From this is derived a fundamental EM radiation entity known as *radiance* (commonly noted as "L"). In the Manual of Remote Sensing, "radiance is defined as the radiant flux per unit solid angle leaving an extended source (of area A) in a given direction per unit projected surface area in that direction." As stated mathematically, L = φ/ω times 1/cos θ. Or, restated with intensity specified, L = I/cosθ. Radiance is closely related to the concept of *brightness* as associated with luminous bodies. What really is measured by remote sensing detectors is radiances at different wavelengths leaving extended areas (which can "shrink" to point sources under certain conditions).

Radiant fluxes that come out of sources (internal origin) are referred to as *radiant exitance* (M) or sometimes as "emittance" (now obsolete). Radiant fluxes that reach or "shine upon" any surface (external origin) are called *irradiance*. Thus, the Sun, a source, irradiates the Earth's atmosphere and surface.

The above radiometric quantities Q, φ, I, E, L, and M, apply to the entire EM spectrum. Most wave trains are polychromatic, meaning that they consist of numerous sinusoidal components waves of different frequencies. The bundle of varying frequencies (either continuous within the spectral range involved or a mix of discrete but discontinuous monochromatic frequencies [wavelengths]) constitutes a complex or composite wave. Any complex wave can be broken into its components by Fourier Analysis which extracts a series of simple harmonic sinusoidal waves each with a characteristic frequency, amplitude, and phase. The radiometric parameters listed in the first sentence can be specified for any given wavelength; this spectral radiometric quantity (which has a value different from those of any total flux of which they are a part [unless the flux is monochromatic] is recognized by the addition to the term of a subscript λ, as in L_{λ}.

EM radiation can be *incoherent * or *coherent*.
Waves whose amplitudes are irregular or randomly related are incoherent; polychromatic light fits this state. If two waves of different wavelengths can be combined so as to develop a regular, systematic relationship between their amplitudes, they are said to be coherent; monochromatic light generated in lasers meet this condition.

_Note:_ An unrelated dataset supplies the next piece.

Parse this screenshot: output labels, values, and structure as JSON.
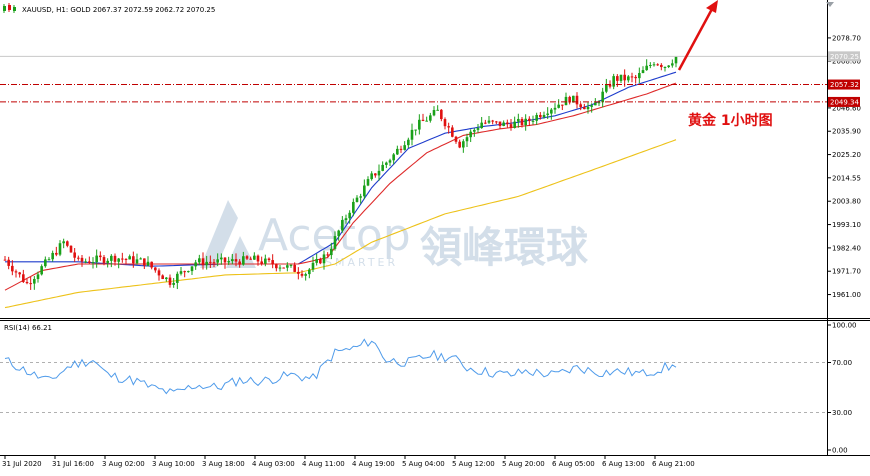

The above, rather abstract, sets of ideas and terminology is important to the theorist. We include this synopsis mainly to familiarize you with these radiometric quantities in the event you encounter them in other reading.

Primary Author: Nicholas M. Short, Sr. email: nmshort@nationi.net